Stored data
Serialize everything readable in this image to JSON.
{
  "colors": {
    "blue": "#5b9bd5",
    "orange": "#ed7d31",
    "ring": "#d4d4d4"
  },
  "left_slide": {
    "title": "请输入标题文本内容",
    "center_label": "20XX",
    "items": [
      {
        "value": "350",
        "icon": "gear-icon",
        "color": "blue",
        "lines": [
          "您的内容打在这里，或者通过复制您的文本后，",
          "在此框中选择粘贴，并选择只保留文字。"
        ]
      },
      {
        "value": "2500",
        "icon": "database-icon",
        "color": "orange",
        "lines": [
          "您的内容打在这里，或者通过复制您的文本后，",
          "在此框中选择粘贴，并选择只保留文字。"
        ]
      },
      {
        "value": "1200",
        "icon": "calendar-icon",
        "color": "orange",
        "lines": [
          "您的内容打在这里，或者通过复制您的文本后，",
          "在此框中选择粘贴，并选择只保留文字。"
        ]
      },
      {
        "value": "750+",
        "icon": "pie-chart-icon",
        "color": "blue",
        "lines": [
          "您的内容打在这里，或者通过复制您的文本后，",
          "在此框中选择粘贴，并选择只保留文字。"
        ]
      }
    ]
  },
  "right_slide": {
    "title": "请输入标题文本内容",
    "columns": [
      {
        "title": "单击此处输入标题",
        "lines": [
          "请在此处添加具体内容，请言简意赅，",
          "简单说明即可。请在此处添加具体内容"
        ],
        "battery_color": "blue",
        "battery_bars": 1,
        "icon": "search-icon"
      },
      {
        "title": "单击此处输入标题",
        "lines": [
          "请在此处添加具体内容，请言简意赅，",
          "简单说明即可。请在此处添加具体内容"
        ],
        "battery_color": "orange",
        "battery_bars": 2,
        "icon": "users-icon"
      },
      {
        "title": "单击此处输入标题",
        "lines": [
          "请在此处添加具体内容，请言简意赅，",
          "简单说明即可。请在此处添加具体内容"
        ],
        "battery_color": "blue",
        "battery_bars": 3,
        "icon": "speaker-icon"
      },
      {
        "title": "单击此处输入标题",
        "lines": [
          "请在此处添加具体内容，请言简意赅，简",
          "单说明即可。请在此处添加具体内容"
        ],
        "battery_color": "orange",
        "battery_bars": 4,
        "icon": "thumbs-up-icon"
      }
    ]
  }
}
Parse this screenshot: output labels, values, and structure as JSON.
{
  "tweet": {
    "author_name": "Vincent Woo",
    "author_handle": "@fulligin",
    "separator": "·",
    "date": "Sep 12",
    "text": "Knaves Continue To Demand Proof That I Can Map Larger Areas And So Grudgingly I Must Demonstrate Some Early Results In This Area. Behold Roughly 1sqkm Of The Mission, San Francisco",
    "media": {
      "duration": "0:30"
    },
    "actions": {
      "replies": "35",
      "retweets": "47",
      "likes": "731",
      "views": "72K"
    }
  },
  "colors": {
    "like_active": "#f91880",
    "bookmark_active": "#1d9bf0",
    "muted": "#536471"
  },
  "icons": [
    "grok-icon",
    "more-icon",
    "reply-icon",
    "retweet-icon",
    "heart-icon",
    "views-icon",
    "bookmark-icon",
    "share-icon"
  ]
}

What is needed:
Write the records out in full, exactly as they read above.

Response area:
Serialize everything readable in this image to JSON.
{
  "colors": {
    "blue": "#5b9bd5",
    "orange": "#ed7d31",
    "ring": "#d4d4d4"
  },
  "left_slide": {
    "title": "请输入标题文本内容",
    "center_label": "20XX",
    "items": [
      {
        "value": "350",
        "icon": "gear-icon",
        "color": "blue",
        "lines": [
          "您的内容打在这里，或者通过复制您的文本后，",
          "在此框中选择粘贴，并选择只保留文字。"
        ]
      },
      {
        "value": "2500",
        "icon": "database-icon",
        "color": "orange",
        "lines": [
          "您的内容打在这里，或者通过复制您的文本后，",
          "在此框中选择粘贴，并选择只保留文字。"
        ]
      },
      {
        "value": "1200",
        "icon": "calendar-icon",
        "color": "orange",
        "lines": [
          "您的内容打在这里，或者通过复制您的文本后，",
          "在此框中选择粘贴，并选择只保留文字。"
        ]
      },
      {
        "value": "750+",
        "icon": "pie-chart-icon",
        "color": "blue",
        "lines": [
          "您的内容打在这里，或者通过复制您的文本后，",
          "在此框中选择粘贴，并选择只保留文字。"
        ]
      }
    ]
  },
  "right_slide": {
    "title": "请输入标题文本内容",
    "columns": [
      {
        "title": "单击此处输入标题",
        "lines": [
          "请在此处添加具体内容，请言简意赅，",
          "简单说明即可。请在此处添加具体内容"
        ],
        "battery_color": "blue",
        "battery_bars": 1,
        "icon": "search-icon"
      },
      {
        "title": "单击此处输入标题",
        "lines": [
          "请在此处添加具体内容，请言简意赅，",
          "简单说明即可。请在此处添加具体内容"
        ],
        "battery_color": "orange",
        "battery_bars": 2,
        "icon": "users-icon"
      },
      {
        "title": "单击此处输入标题",
        "lines": [
          "请在此处添加具体内容，请言简意赅，",
          "简单说明即可。请在此处添加具体内容"
        ],
        "battery_color": "blue",
        "battery_bars": 3,
        "icon": "speaker-icon"
      },
      {
        "title": "单击此处输入标题",
        "lines": [
          "请在此处添加具体内容，请言简意赅，简",
          "单说明即可。请在此处添加具体内容"
        ],
        "battery_color": "orange",
        "battery_bars": 4,
        "icon": "thumbs-up-icon"
      }
    ]
  }
}
Parse this screenshot: output labels, values, and structure as JSON.
{
  "tweet": {
    "author_name": "Vincent Woo",
    "author_handle": "@fulligin",
    "separator": "·",
    "date": "Sep 12",
    "text": "Knaves Continue To Demand Proof That I Can Map Larger Areas And So Grudgingly I Must Demonstrate Some Early Results In This Area. Behold Roughly 1sqkm Of The Mission, San Francisco",
    "media": {
      "duration": "0:30"
    },
    "actions": {
      "replies": "35",
      "retweets": "47",
      "likes": "731",
      "views": "72K"
    }
  },
  "colors": {
    "like_active": "#f91880",
    "bookmark_active": "#1d9bf0",
    "muted": "#536471"
  },
  "icons": [
    "grok-icon",
    "more-icon",
    "reply-icon",
    "retweet-icon",
    "heart-icon",
    "views-icon",
    "bookmark-icon",
    "share-icon"
  ]
}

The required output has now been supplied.